**WHAT YOU ARE ASKED TO DO**
How many lines in the entries below contain the string "pata"? Reply with the number only.

**TASK INPUTS**
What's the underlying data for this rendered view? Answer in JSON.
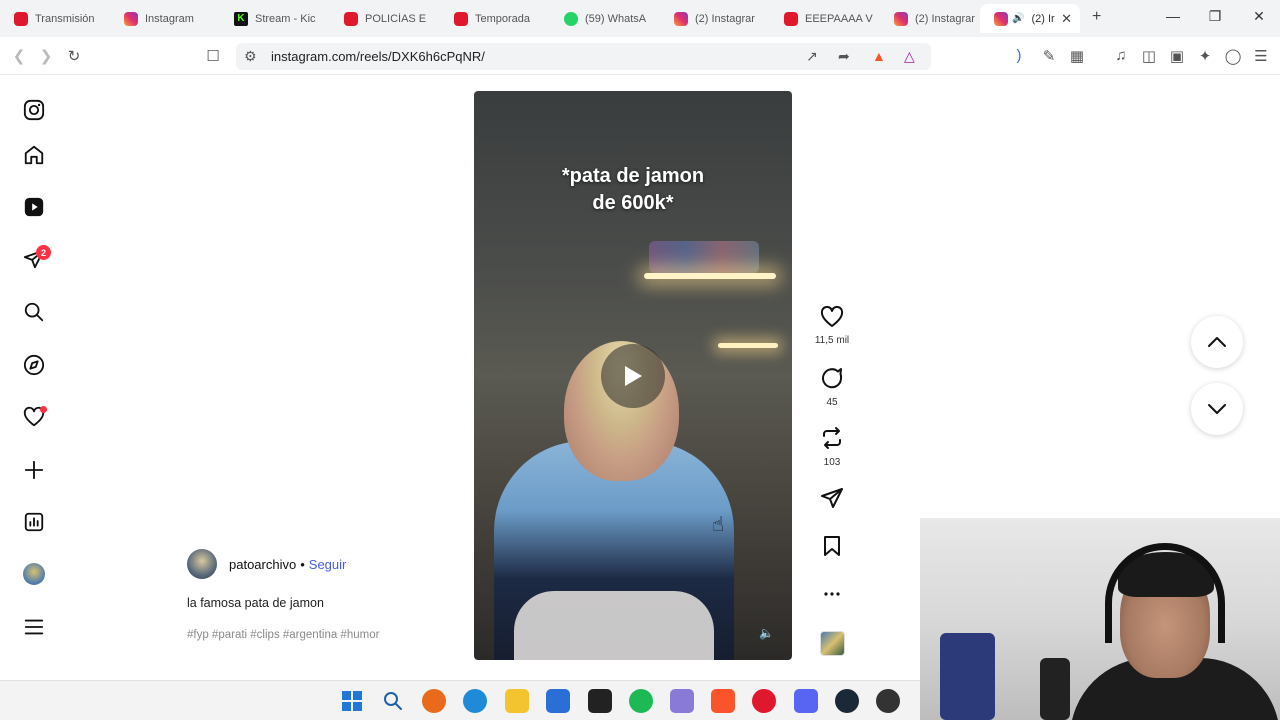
{
  "tabs": [
    {
      "label": "Transmisión",
      "icon": "youtube-icon",
      "kind": "yt"
    },
    {
      "label": "Instagram",
      "icon": "instagram-icon",
      "kind": "ig"
    },
    {
      "label": "Stream - Kic",
      "icon": "kick-icon",
      "kind": "kick"
    },
    {
      "label": "POLICÍAS E",
      "icon": "youtube-icon",
      "kind": "yt"
    },
    {
      "label": "Temporada",
      "icon": "youtube-icon",
      "kind": "yt"
    },
    {
      "label": "(59) WhatsA",
      "icon": "whatsapp-icon",
      "kind": "wa"
    },
    {
      "label": "(2) Instagrar",
      "icon": "instagram-icon",
      "kind": "ig"
    },
    {
      "label": "EEEPAAAA V",
      "icon": "youtube-icon",
      "kind": "yt"
    },
    {
      "label": "(2) Instagrar",
      "icon": "instagram-icon",
      "kind": "ig"
    },
    {
      "label": "(2) Ir",
      "icon": "instagram-icon",
      "kind": "ig",
      "active": true
    }
  ],
  "browser": {
    "url": "instagram.com/reels/DXK6h6cPqNR/"
  },
  "sidebar": {
    "notification_badge": "2"
  },
  "reel": {
    "caption_overlay": "*pata de jamon\nde 600k*",
    "likes": "11,5 mil",
    "comments": "45",
    "reposts": "103",
    "username": "patoarchivo",
    "separator": "•",
    "follow_label": "Seguir",
    "caption": "la famosa pata de jamon",
    "hashtags": "#fyp #parati #clips #argentina #humor"
  },
  "colors": {
    "accent_blue": "#4a5de8",
    "badge_red": "#ff3040"
  }
}
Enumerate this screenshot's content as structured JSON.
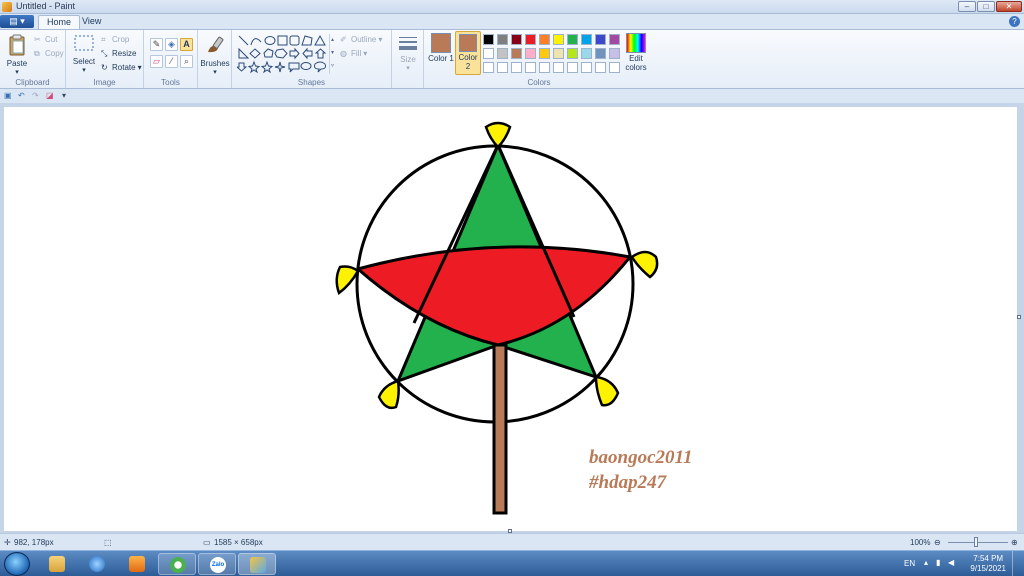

**OUTPUT OF THE TASK**
2